Start of Block

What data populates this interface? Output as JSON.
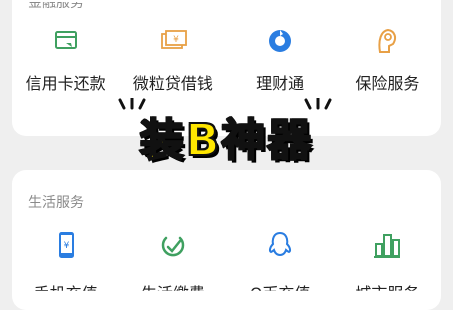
{
  "finance": {
    "title": "金融服务",
    "items": [
      {
        "label": "信用卡还款",
        "icon": "credit-card-repay-icon"
      },
      {
        "label": "微粒贷借钱",
        "icon": "loan-money-icon"
      },
      {
        "label": "理财通",
        "icon": "wealth-icon"
      },
      {
        "label": "保险服务",
        "icon": "insurance-icon"
      }
    ]
  },
  "life": {
    "title": "生活服务",
    "items": [
      {
        "label": "手机充值",
        "icon": "phone-topup-icon"
      },
      {
        "label": "生活缴费",
        "icon": "utility-bill-icon"
      },
      {
        "label": "Q币充值",
        "icon": "qq-coin-icon"
      },
      {
        "label": "城市服务",
        "icon": "city-services-icon"
      }
    ]
  },
  "overlay": {
    "text": "装B神器"
  },
  "colors": {
    "green": "#3fa060",
    "orange": "#e8a046",
    "blue": "#2a7de1",
    "overlay": "#ffe600"
  }
}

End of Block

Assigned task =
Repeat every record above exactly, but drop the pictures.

Expected output =
What data populates this interface? Output as JSON.
{
  "finance": {
    "title": "金融服务",
    "items": [
      {
        "label": "信用卡还款",
        "icon": "credit-card-repay-icon"
      },
      {
        "label": "微粒贷借钱",
        "icon": "loan-money-icon"
      },
      {
        "label": "理财通",
        "icon": "wealth-icon"
      },
      {
        "label": "保险服务",
        "icon": "insurance-icon"
      }
    ]
  },
  "life": {
    "title": "生活服务",
    "items": [
      {
        "label": "手机充值",
        "icon": "phone-topup-icon"
      },
      {
        "label": "生活缴费",
        "icon": "utility-bill-icon"
      },
      {
        "label": "Q币充值",
        "icon": "qq-coin-icon"
      },
      {
        "label": "城市服务",
        "icon": "city-services-icon"
      }
    ]
  },
  "overlay": {
    "text": "装B神器"
  },
  "colors": {
    "green": "#3fa060",
    "orange": "#e8a046",
    "blue": "#2a7de1",
    "overlay": "#ffe600"
  }
}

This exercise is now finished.